The last time the Congress approved and the President passed the federal budget was in April 2009. The federal government has since spent over $10 trillion through CRs and without a budget that Congress has passed. So, in effect in 2013, the government is spending on a budget based out of 2009. Furthermore, since it takes three years to pass a budget, what we are really working off in IT are priorities set much earlier!
Think how your personal spending patterns would look today if you were required to spend exactly how you spent three to six years back! Ouch!
Additionally, because CRs typically are sanctioned for short durations, the government IT departments can no longer buy commodity IT in bulk or replace older non-working systems with newer, more effective and efficient products, let alone start any new programs. The impact of CRs is disastrous at best. It increases cost and complexity while reducing services to citizens and businesses, never mind the low morale it drives into federal workers.
It Gets Worse With Government Shutdowns
Agencies have somehow adapted to the inefficiencies and management challenges of CRs. But now the Congress has reached a new low whereby lawmakers can't even agree on CRs, bringing the federal government to the shutdown situation.
A shutdown is more troublesome than a CR for several reasons.

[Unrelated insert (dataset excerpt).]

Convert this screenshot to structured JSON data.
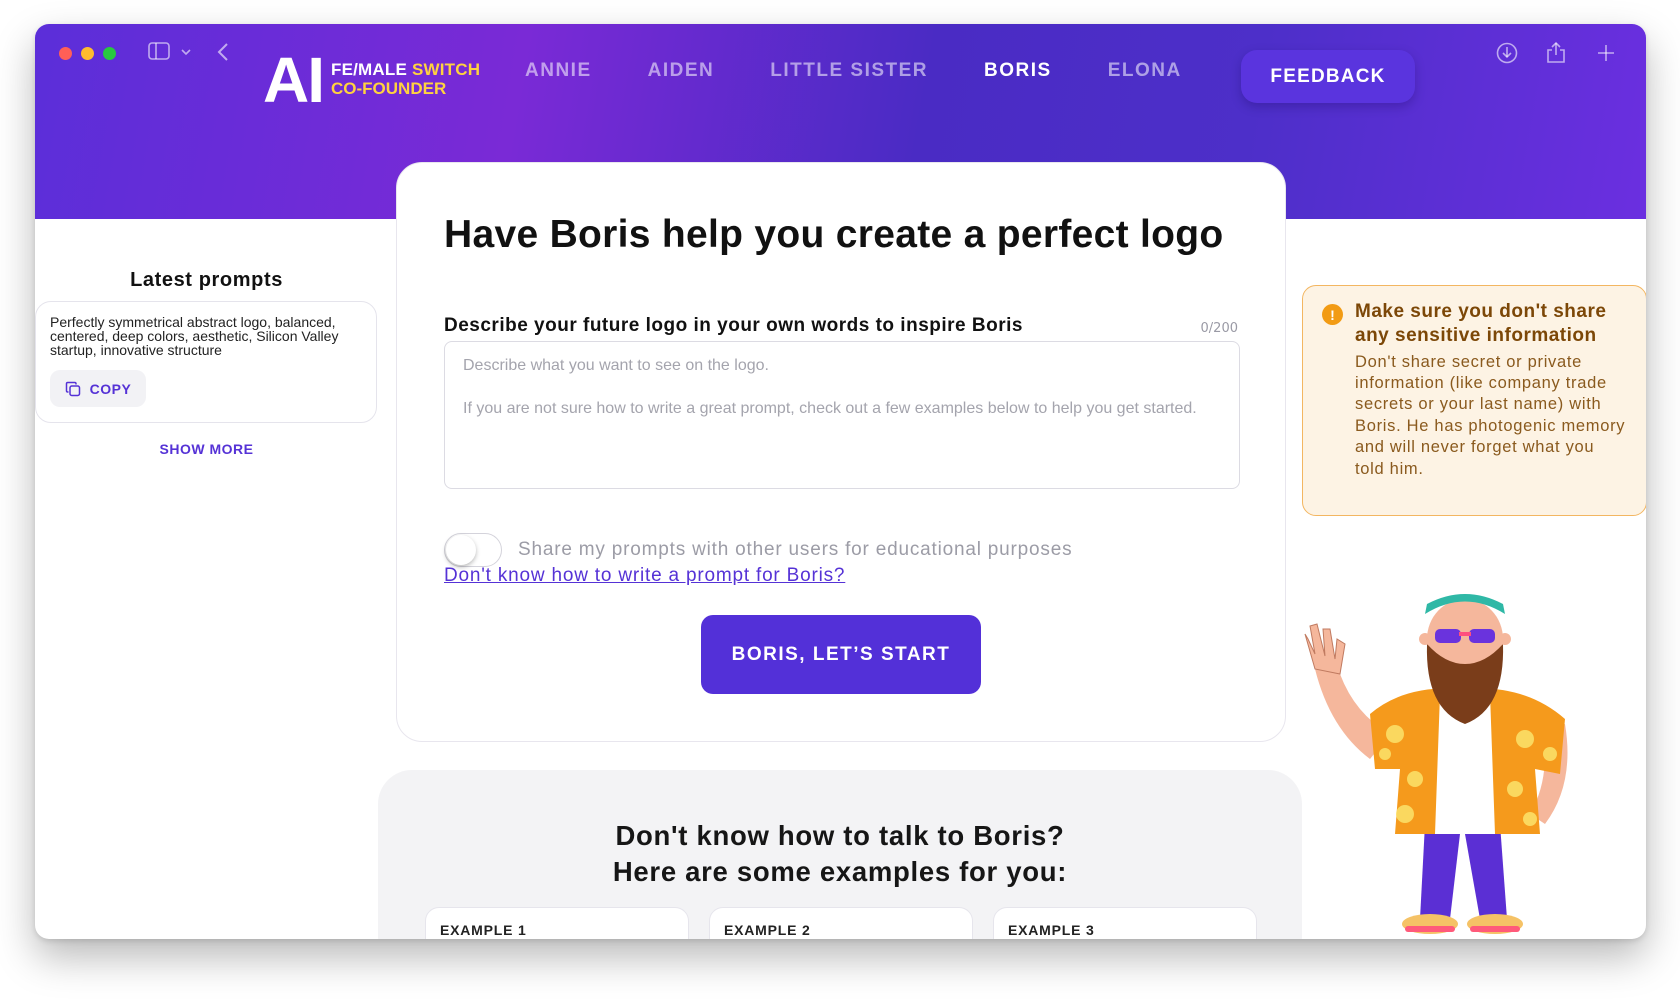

A shutdown forces federal CIOs and other leadership to go into crisis mode. They must assess and designate essential from the non-essential systems. Then they must prepare those systems for a stoppage during a government shutdown and be ready to start them up again. This is a huge task in large government agencies and can refocus IT priority for months.

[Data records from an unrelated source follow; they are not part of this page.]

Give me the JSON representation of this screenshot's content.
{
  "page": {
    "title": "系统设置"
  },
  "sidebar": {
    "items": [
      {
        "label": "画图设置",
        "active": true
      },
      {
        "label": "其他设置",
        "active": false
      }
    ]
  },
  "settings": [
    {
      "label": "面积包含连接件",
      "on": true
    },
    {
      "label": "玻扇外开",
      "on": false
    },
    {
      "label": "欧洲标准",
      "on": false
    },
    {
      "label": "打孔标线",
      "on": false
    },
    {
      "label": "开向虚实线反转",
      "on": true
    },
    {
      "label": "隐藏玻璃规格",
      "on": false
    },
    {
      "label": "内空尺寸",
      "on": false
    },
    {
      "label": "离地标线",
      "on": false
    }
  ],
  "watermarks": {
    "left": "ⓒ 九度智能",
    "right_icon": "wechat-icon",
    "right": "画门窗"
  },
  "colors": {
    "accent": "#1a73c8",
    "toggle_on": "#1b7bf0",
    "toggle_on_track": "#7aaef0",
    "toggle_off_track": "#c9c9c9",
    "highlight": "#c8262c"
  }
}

If Congress continues this cat-and-mouse game every few months, all that IT staff is doing is practicing systems shutdowns and startups, with IT managers dealing with temporary layoffs of its employees and contractors. That's a recipe for disaster and I think U.S. citizens deserve better!
So What Can We Do?

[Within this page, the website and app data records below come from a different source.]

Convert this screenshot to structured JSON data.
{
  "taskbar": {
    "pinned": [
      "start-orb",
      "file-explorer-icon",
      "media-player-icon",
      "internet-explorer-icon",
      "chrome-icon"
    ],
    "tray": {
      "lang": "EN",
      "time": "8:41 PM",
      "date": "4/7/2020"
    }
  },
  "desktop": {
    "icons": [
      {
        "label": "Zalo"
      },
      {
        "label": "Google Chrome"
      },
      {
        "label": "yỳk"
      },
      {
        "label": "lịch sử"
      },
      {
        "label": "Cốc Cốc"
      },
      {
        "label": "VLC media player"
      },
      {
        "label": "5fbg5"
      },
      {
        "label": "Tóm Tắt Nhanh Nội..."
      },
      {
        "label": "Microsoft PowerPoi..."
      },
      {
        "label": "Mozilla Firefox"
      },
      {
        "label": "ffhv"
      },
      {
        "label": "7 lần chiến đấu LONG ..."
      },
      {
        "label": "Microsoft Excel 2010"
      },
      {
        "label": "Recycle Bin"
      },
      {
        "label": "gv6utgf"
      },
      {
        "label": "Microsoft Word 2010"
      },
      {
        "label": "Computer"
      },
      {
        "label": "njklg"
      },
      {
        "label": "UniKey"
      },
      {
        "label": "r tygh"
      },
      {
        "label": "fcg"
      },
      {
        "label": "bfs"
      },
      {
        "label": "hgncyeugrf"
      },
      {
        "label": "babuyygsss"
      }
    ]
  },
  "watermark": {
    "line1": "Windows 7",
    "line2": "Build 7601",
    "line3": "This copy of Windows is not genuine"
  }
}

Two things must happen to improve the situation. First, the partisan gridlock of Congress must change. Second, government IT must change, too.
Americans might no longer think so, but most leaders in Congress are good folks willing to compromise for the improvement of the country. However, there are a few -- typically coming from gerrymandered, safe congressional districts -- who know that all it takes to get and stay elected is to succeed in their managed primary election.
Typically, these folks have no interest in compromise for the betterment of American citizens but are focused on their core partisan constituency back home. Unless we elect individuals who have a deeper respect for what's good for the nation, Congress will continue to be polarized. So make sure to get involved in your primary elections and elect reasonable, bipartisan leaders.
At the same time, federal IT initiatives remain too focused on custom IT services and the technology contractor suppliers who develop them.
These IT services are costly to develop, time-consuming to deploy and difficult to maintain and upgrade. They reduce the flexibility and agility of government IT departments. The federal government must aggressively move toward productization of services.
One example of how agencies can escape from traditional budgeting traps is through innovative matching services such as those being developed by GOVonomy, which I helped start, and others, which build collaborative working relationships between product startups, growth technology companies and the government sector.
It might take a long time before the dysfunction of Congress begins to improve. But agencies can help themselves in the meantime if they avoid the complexity of building custom solutions wherever possible and deploy more agile, commercially available solutions that are efficient to start, operate, manage or shut down.